### AVAILABLE RECORDS
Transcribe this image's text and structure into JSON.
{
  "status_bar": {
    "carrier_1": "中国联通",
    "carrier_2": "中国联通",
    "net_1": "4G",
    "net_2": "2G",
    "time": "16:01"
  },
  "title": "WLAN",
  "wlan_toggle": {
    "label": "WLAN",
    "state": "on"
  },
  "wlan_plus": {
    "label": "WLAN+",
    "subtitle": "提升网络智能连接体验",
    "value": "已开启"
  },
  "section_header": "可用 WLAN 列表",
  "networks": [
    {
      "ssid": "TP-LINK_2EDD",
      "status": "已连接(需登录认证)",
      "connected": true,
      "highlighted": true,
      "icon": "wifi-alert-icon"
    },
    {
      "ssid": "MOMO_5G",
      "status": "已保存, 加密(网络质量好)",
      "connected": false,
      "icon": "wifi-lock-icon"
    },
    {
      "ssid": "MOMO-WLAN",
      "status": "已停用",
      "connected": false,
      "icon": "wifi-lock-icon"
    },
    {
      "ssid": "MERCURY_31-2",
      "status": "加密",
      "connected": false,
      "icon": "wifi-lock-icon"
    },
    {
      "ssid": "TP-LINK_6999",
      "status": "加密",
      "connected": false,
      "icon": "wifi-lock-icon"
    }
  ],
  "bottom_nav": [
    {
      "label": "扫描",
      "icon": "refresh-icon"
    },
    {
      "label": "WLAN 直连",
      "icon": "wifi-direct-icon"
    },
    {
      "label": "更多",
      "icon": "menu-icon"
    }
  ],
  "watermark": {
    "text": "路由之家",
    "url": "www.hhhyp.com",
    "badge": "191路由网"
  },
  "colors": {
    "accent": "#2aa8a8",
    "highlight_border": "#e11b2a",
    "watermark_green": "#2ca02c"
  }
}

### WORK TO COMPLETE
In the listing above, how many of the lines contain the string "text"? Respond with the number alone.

### RESULT
2